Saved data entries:

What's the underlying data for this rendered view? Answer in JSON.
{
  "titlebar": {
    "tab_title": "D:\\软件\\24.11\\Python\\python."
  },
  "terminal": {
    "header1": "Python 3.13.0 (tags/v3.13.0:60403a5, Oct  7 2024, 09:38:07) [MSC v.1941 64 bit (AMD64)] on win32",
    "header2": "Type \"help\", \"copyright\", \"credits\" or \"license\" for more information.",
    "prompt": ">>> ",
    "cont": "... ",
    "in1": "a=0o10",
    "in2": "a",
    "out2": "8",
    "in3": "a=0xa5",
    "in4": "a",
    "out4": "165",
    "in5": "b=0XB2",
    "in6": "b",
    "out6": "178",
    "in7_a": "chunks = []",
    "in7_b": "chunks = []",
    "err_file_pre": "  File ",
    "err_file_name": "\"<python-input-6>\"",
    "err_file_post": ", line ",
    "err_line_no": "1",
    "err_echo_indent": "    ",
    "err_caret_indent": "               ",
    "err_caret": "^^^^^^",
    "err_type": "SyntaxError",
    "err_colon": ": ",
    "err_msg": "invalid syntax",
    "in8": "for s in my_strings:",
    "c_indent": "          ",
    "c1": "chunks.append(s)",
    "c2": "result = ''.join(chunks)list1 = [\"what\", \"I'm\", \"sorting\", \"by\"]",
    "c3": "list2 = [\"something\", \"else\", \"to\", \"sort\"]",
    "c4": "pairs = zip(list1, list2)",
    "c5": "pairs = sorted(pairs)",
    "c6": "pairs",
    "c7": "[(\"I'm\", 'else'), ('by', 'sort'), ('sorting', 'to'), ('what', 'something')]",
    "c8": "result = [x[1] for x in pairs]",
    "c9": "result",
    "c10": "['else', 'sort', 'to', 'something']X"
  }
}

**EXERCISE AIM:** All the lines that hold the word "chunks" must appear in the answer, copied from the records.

**REPLY:**
    "in7_a": "chunks = []",
    "in7_b": "chunks = []",
    "c1": "chunks.append(s)",
    "c2": "result = ''.join(chunks)list1 = [\"what\", \"I'm\", \"sorting\", \"by\"]",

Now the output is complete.